Segment Open

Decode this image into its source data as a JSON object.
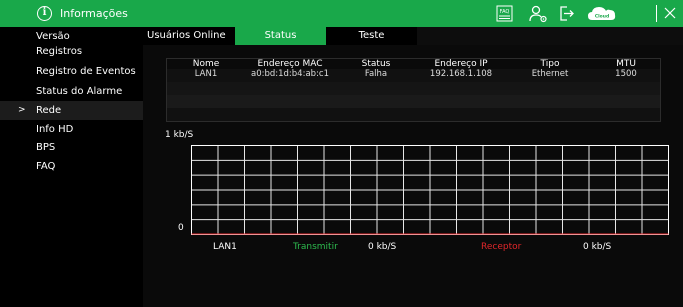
{
  "titlebar": {
    "title": "Informações",
    "info_icon_glyph": "i",
    "icons": [
      "faq-icon",
      "user-settings-icon",
      "logout-icon",
      "cloud-icon",
      "close-icon"
    ],
    "faq_label": "FAQ",
    "cloud_label": "Cloud",
    "color": "#19a84a"
  },
  "sidebar": {
    "items": [
      {
        "label": "Versão",
        "active": false
      },
      {
        "label": "Registros",
        "active": false
      },
      {
        "label": "Registro de Eventos",
        "active": false
      },
      {
        "label": "Status do Alarme",
        "active": false
      },
      {
        "label": "Rede",
        "active": true
      },
      {
        "label": "Info HD",
        "active": false
      },
      {
        "label": "BPS",
        "active": false
      },
      {
        "label": "FAQ",
        "active": false
      }
    ],
    "active_arrow": ">"
  },
  "tabs": [
    {
      "label": "Usuários Online",
      "active": false
    },
    {
      "label": "Status",
      "active": true
    },
    {
      "label": "Teste",
      "active": false
    }
  ],
  "table": {
    "columns": [
      "Nome",
      "Endereço MAC",
      "Status",
      "Endereço IP",
      "Tipo",
      "MTU"
    ],
    "rows": [
      [
        "LAN1",
        "a0:bd:1d:b4:ab:c1",
        "Falha",
        "192.168.1.108",
        "Ethernet",
        "1500"
      ]
    ]
  },
  "graph": {
    "y_top_label": "1 kb/S",
    "y_bottom_label": "0",
    "grid_cols": 18,
    "grid_rows": 6,
    "legend": {
      "interface": "LAN1",
      "transmit_label": "Transmitir",
      "transmit_value": "0 kb/S",
      "receive_label": "Receptor",
      "receive_value": "0 kb/S",
      "transmit_color": "#2dbb4e",
      "receive_color": "#e0262a"
    }
  }
}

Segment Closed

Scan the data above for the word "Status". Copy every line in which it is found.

#### [REPLY]
        "label": "Status do Alarme",
      "label": "Status",
      "Status",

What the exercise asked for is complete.